PLAINVIEW – Four South Plains area students were honored with the American Vision Award for the West Texas Regional Scholastic Art Competition, held recently on the campus of Wayland Baptist University. Those works and approximately 600 others will be on display in the Abraham Art Gallery on campus through Feb. 14.

Erica Pace, a senior at Frenship High School in Wolfforth, earned two awards for her drawings, one for a three-piece set titled “Nature in Motion,” and one called “Colors of Life.” Eric Simpson, a senior at Shallowater High School, earned one for his mixed media piece titled “Inspiration.” Two sophomores, Matthew Dohm of Brownfield and Lance Hernandez, earned American Vision Awards for their work. Dohm earned his award for a drawing titled “Sir Kilian,” while Hernandez contributed a ceramic sculpture titled “Clumsy Man.”
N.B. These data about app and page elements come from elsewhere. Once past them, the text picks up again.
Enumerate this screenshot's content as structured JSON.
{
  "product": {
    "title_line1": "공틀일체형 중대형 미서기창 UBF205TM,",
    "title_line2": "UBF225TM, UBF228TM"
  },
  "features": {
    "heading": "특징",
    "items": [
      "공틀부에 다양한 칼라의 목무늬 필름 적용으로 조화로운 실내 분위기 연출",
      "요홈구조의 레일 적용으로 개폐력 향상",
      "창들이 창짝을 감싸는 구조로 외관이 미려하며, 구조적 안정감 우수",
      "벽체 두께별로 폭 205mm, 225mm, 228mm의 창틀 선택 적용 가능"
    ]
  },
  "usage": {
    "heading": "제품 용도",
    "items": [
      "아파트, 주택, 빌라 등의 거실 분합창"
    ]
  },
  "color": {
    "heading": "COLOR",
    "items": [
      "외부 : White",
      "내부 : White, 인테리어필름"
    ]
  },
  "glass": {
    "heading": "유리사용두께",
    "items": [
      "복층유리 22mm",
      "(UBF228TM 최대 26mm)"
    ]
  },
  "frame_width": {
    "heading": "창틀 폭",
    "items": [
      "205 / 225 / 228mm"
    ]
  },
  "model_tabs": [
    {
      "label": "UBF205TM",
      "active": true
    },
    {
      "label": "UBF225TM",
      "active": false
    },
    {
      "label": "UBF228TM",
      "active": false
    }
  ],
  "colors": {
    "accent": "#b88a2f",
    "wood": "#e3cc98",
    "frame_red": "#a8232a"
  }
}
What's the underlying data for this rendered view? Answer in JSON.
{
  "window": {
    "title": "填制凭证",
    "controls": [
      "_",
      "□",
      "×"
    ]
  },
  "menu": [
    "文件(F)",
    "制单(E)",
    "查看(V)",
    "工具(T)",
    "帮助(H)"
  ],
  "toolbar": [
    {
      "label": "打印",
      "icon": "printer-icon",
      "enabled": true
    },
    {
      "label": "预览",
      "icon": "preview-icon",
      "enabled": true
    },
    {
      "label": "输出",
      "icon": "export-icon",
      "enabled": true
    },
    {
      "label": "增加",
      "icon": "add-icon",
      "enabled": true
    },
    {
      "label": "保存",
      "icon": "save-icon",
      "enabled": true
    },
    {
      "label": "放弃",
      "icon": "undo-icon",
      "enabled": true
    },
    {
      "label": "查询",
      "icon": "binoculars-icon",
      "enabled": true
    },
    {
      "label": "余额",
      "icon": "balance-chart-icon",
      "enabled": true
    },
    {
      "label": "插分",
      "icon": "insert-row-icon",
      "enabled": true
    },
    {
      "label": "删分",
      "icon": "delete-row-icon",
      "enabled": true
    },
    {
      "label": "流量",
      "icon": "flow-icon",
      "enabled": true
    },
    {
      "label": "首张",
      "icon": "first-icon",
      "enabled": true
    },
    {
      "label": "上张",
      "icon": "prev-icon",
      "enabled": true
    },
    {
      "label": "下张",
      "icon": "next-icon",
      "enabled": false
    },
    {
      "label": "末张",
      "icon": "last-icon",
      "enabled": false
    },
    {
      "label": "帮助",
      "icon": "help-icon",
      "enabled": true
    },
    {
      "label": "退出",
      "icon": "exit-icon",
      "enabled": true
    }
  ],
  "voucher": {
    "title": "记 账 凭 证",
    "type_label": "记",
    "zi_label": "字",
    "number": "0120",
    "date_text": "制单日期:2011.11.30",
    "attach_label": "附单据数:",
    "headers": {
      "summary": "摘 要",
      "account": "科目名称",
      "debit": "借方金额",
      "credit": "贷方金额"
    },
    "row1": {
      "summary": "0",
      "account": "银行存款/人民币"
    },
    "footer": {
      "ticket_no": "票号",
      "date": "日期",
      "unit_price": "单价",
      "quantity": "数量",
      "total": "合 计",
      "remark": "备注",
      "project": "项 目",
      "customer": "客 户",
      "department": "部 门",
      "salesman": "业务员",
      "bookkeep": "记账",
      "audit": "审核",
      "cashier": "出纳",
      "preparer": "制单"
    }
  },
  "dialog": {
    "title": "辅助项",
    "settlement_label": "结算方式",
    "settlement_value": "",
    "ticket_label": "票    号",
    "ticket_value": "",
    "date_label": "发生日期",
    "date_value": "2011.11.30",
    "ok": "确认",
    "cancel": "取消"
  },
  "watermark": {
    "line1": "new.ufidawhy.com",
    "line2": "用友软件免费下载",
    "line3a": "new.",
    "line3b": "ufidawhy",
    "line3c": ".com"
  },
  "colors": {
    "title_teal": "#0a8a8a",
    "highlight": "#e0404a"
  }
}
The American Vision designation is the highest award at the regional level of the competition, and one of the five works is guaranteed a place at the national exhibit held at the Corcoran Gallery in Washington, D.C. In addition, the students are able to submit their portfolios of work for consideration for scholarships toward their college education.

The works first earned Gold Keys in the rapid-fire judging process held Monday, Jan. 19 on the WBU campus, where a panel of three judges viewed each of the 1,000-plus pieces that are entered from schools all over the region. The top 110 – labeled Gold Keys – are then judged to determine the top five for American Vision honors. Another 200 approximately are chosen as Silver Keys, while another 300 or so are selected as Honorable Mention.

Judges were impressed with the caliber of work, especially for the younger students.

“The works showed great passion and skill, and I was astonished with the maturity of the Junior High submissions in particular,” said Curt Finger, a graphic artist with the Texas Tech University Health Sciences Center who served as judge. “The overall quality of artwork was very high, which made our choices rather difficult. Ultimately the choices came down to those pieces that stood out by showing unique approaches, strong emotional connections with the viewer or exceptional skill.”

Judge Tom Hicks, a ceramic artist, echoed Finger’s sentiments, adding that the competition was encouraging from a social standpoint as well.

“I had been worried that art had become neglected in our schools (probably with some reason) but this art was just great,” he said.

Judge David Rindlisbacher, professor of art at West Texas A&M University, share the other judges’ thoughts about the quality of work from younger participants, and he added some constructive comments for artists in terms of contrast, mounting and including artists’ statements or backgrounding on pieces to further clarify the goal of the artwork.

“I felt on the whole that the show evidenced higher levels of skill than I’d generally expect at the relative age levels. From Junior High on up, I found myself seeing work that would compare favorably with much university-level art product,” Rindlisbacher said. “Craftsmanship was generally of very high quality, with care evidenced in the making, storing, preparing, and presenting the works.”

All Gold Key pieces are sent to the national competition for further judging and many have the opportunity to be displayed in the national exhibit in Washington, D.C., alongside the American Vision winners.

In addition, students may submit their portfolios of eight pieces of work to be considered for college scholarships. Those chosen for Gold Keys will continue to the national competition. Keller said five of those portfolio artists were selected to receive $1,000 renewable scholarships at Wayland to study in the visual art department. Those include Julie Fisher, Bobby Carol McLane and Keely Brock, all of Monterey High School, Eric Ladd of Frenship High School, and Eric Simpson of Shallowater High School. Other Gold Key portfolios were awarded to Kate Noble of Frenship High and Gary Skinner, Sarai Sabinas and Erica Nieblas, all of Monterey High. Two Shallowater High seniors, Chance Dempsey and Amy White, earned Gold Keys for their photography portfolios as well.

The work in those three categories make up the exhibit that will be on display Abraham Gallery, located in the lower level of the Mabee Learning Resources Center on the Wayland campus. Schools are encouraged to bring groups of students to the gallery to view all the pieces on display. The exhibit includes work from varied categories, from traditional paintings and drawings to sculptures, mixed media, jewelry and digital photography and design.

In its 12th year on the Wayland campus, the Scholastic show represents the most creative work from high school and junior high students around the region, which encompasses 14 counties and includes such cities as Post and Denver City, Muleshoe to the west and north to Dimmitt.

The Abraham Gallery exhibit is free and open to the public during regular gallery hours: 10-5 Monday through Thursday, 10-4 Friday and 2-5 Saturday. For more information, contact the gallery at (806) 291-3710.